Entries supplied:
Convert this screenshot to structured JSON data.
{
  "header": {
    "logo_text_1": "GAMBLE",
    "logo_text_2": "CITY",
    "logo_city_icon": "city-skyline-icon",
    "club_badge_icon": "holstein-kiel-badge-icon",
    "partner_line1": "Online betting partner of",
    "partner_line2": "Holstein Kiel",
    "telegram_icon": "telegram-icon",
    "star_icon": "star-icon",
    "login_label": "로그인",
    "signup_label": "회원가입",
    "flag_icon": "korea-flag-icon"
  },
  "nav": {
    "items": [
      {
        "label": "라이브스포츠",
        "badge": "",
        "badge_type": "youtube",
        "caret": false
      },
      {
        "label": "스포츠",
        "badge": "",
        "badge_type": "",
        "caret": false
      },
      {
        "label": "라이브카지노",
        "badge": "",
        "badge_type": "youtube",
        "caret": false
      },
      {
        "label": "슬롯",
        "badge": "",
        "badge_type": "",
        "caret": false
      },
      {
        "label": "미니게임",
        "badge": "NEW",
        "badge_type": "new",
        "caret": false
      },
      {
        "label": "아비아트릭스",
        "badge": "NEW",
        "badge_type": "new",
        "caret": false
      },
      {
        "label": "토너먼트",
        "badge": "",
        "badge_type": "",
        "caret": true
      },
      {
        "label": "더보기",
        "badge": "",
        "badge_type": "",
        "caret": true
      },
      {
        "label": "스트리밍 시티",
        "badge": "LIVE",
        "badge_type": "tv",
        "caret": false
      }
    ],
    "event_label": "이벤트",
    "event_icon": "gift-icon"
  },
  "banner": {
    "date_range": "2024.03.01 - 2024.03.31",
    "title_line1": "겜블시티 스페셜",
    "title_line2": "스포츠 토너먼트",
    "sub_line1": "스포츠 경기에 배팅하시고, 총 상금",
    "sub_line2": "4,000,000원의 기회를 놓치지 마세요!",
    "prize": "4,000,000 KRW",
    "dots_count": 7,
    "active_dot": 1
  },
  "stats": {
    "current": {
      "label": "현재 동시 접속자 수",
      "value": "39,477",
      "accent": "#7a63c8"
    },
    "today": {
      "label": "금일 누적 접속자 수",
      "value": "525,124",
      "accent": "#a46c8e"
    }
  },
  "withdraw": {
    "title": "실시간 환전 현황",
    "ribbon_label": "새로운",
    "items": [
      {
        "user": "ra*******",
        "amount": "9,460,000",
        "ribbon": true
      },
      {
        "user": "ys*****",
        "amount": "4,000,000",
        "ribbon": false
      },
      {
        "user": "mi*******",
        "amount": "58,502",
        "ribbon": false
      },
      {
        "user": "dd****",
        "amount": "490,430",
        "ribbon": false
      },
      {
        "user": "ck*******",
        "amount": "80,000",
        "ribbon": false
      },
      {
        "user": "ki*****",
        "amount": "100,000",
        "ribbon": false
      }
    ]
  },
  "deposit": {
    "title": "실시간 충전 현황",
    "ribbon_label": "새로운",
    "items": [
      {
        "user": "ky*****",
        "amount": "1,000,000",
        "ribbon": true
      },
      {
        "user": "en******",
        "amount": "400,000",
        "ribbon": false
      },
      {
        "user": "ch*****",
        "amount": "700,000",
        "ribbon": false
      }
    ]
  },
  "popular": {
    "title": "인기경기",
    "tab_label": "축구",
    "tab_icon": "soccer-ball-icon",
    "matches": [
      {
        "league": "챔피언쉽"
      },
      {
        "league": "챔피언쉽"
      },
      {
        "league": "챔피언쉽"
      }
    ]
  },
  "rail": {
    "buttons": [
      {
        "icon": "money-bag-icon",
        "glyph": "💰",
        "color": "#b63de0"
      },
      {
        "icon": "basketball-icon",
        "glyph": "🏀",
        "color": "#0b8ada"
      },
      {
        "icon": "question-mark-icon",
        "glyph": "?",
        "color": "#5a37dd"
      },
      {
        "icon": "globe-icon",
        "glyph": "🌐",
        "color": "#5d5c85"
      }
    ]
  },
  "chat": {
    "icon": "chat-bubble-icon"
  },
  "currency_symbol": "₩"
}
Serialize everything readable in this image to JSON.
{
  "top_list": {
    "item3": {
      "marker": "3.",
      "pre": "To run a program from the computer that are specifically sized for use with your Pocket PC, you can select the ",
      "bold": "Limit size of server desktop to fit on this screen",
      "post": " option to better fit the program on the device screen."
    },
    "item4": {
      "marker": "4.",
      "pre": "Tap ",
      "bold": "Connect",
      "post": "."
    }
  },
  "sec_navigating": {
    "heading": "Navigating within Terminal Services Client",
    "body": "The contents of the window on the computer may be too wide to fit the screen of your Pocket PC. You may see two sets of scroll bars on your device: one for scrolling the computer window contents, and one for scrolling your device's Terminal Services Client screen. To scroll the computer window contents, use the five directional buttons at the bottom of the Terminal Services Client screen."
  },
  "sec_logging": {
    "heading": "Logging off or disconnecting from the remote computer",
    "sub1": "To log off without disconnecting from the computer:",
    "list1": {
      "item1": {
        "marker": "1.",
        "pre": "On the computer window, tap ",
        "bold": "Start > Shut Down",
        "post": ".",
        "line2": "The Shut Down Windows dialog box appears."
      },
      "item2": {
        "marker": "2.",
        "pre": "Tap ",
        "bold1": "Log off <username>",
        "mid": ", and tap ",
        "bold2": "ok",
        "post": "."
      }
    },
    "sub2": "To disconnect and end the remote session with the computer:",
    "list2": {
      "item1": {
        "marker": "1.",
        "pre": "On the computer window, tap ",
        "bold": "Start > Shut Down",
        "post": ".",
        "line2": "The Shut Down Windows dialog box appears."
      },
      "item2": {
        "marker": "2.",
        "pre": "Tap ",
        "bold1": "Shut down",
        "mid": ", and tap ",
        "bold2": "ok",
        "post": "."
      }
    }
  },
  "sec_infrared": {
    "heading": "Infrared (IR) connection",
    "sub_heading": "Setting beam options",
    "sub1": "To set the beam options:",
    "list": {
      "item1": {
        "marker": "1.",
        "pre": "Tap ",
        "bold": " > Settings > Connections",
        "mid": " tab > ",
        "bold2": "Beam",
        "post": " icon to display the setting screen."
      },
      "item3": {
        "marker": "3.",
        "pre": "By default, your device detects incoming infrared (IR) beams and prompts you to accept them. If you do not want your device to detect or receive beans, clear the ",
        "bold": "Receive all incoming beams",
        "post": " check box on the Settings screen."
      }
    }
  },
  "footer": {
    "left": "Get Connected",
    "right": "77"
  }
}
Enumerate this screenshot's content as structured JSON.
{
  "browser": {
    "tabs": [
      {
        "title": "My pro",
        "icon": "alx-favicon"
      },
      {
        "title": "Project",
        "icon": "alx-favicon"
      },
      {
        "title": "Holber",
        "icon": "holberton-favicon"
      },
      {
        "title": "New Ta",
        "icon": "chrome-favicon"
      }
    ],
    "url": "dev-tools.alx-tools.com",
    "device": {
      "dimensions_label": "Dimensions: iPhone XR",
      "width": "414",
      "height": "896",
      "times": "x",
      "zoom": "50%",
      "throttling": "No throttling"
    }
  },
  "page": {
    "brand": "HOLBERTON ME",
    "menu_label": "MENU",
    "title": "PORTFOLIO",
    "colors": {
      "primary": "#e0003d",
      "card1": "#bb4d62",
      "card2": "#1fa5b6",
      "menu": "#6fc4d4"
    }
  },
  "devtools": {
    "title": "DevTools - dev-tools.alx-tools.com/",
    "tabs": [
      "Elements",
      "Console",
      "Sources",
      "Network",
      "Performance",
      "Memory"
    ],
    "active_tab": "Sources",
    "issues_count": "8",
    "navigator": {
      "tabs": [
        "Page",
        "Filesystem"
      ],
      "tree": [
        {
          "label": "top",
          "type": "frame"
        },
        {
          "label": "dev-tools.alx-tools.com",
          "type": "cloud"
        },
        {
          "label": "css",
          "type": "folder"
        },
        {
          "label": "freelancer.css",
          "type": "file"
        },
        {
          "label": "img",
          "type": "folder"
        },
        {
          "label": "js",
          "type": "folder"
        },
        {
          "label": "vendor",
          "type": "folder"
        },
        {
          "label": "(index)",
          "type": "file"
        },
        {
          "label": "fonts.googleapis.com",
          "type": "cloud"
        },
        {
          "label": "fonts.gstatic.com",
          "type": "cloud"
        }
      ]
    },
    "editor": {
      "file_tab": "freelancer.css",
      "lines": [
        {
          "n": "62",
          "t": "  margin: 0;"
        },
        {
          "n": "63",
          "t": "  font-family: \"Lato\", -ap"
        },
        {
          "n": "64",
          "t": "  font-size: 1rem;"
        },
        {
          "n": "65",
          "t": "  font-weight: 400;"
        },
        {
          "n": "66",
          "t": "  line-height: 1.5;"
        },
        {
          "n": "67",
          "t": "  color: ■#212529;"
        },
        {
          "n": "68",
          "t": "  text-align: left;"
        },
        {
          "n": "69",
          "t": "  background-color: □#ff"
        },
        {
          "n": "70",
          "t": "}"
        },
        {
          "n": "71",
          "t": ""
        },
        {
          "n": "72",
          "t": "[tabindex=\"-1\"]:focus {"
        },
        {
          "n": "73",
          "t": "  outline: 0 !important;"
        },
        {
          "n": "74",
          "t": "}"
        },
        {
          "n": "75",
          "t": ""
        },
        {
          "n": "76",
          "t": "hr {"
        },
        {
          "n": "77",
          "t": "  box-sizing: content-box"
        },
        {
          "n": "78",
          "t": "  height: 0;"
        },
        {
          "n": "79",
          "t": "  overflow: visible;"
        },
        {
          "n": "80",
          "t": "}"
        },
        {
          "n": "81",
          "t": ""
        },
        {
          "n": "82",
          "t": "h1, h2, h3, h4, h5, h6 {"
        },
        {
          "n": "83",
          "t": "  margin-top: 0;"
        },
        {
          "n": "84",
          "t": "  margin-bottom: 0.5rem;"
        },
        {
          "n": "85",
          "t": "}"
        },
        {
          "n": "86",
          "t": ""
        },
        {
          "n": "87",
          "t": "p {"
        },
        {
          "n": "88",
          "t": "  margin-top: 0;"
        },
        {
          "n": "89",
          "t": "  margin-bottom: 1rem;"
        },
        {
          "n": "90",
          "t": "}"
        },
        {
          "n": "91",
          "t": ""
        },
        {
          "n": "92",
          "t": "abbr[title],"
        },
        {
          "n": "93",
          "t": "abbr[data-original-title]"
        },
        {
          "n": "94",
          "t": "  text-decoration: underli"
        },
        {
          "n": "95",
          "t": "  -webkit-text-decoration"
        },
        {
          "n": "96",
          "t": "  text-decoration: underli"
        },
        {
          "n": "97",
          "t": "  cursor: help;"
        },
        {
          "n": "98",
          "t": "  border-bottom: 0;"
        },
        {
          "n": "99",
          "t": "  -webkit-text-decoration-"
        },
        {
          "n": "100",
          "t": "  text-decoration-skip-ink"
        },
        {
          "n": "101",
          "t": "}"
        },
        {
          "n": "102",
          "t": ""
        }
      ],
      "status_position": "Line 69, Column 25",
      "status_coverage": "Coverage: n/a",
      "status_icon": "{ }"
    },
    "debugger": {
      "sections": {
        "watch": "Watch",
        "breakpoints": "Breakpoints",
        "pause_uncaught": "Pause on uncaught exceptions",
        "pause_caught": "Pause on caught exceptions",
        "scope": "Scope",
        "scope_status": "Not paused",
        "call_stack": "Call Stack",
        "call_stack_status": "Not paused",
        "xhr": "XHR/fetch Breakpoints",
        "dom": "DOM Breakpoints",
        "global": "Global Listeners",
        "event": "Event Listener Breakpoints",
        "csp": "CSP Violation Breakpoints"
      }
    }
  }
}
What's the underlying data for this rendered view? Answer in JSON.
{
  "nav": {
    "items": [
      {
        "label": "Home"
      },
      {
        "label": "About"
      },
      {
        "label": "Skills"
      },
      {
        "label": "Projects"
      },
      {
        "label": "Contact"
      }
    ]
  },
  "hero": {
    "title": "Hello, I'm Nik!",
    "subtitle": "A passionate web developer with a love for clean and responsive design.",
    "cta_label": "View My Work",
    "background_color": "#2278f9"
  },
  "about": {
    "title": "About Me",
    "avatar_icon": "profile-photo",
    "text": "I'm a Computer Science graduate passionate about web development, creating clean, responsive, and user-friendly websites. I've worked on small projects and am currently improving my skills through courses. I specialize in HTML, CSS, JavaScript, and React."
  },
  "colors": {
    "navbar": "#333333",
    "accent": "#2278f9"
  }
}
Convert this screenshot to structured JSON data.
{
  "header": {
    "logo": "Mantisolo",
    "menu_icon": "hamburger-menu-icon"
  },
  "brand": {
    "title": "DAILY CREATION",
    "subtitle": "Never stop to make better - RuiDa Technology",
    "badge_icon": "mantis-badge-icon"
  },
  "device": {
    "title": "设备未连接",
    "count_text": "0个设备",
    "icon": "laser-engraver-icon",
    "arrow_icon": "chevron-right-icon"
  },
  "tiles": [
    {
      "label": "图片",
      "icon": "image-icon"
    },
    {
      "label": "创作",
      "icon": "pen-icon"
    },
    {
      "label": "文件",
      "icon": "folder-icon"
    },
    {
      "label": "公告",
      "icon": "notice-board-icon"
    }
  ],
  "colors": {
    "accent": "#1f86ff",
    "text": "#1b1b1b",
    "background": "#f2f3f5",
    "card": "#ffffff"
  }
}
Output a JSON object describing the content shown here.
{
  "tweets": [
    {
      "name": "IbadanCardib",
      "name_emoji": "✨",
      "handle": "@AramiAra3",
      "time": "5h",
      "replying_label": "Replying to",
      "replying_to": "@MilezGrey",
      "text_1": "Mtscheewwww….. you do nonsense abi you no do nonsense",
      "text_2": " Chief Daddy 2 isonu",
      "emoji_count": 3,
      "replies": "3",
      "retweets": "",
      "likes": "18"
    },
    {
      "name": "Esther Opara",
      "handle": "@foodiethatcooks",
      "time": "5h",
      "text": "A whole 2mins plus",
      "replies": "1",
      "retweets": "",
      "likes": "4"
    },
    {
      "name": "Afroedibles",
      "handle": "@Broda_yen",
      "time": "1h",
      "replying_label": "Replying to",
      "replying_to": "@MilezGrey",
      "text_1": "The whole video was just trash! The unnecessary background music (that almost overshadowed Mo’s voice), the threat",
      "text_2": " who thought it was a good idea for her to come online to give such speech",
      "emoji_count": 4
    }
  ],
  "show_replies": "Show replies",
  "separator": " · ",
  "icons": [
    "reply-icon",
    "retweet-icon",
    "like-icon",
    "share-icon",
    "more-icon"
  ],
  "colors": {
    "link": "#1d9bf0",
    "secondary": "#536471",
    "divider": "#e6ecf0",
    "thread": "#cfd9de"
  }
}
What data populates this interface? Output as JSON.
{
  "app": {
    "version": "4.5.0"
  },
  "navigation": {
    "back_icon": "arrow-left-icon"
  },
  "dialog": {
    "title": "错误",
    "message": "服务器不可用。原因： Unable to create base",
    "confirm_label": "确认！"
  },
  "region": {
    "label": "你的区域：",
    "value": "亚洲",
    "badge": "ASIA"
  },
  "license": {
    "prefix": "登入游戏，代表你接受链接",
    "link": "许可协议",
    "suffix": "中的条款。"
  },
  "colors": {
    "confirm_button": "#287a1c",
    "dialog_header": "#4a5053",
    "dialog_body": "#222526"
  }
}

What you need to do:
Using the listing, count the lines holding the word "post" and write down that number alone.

Response to this exercise:
8